WHAT TO DO -> Extract all of the entries and set them down verbatim.

[RECORD SET Boundary: Start]

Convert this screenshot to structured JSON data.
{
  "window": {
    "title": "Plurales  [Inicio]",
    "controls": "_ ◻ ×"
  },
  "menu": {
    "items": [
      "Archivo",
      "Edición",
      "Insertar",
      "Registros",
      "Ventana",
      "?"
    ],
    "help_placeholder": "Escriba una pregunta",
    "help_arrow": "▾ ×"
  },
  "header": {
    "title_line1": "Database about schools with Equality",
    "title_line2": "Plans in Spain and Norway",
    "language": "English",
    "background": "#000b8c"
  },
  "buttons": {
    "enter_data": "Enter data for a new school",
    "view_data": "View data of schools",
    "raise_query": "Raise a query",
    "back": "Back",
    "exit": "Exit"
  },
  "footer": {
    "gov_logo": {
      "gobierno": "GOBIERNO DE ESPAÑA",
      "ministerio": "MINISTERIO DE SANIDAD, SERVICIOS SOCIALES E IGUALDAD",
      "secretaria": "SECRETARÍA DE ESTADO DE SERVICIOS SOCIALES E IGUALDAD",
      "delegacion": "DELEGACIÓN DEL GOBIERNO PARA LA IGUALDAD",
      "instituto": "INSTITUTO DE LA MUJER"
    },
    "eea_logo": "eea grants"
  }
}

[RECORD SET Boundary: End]

TASK RESULT ->
Convert this screenshot to structured JSON data.
{
  "window": {
    "title": "Plurales  [Inicio]",
    "controls": "_ ◻ ×"
  },
  "menu": {
    "items": [
      "Archivo",
      "Edición",
      "Insertar",
      "Registros",
      "Ventana",
      "?"
    ],
    "help_placeholder": "Escriba una pregunta",
    "help_arrow": "▾ ×"
  },
  "header": {
    "title_line1": "Database about schools with Equality",
    "title_line2": "Plans in Spain and Norway",
    "language": "English",
    "background": "#000b8c"
  },
  "buttons": {
    "enter_data": "Enter data for a new school",
    "view_data": "View data of schools",
    "raise_query": "Raise a query",
    "back": "Back",
    "exit": "Exit"
  },
  "footer": {
    "gov_logo": {
      "gobierno": "GOBIERNO DE ESPAÑA",
      "ministerio": "MINISTERIO DE SANIDAD, SERVICIOS SOCIALES E IGUALDAD",
      "secretaria": "SECRETARÍA DE ESTADO DE SERVICIOS SOCIALES E IGUALDAD",
      "delegacion": "DELEGACIÓN DEL GOBIERNO PARA LA IGUALDAD",
      "instituto": "INSTITUTO DE LA MUJER"
    },
    "eea_logo": "eea grants"
  }
}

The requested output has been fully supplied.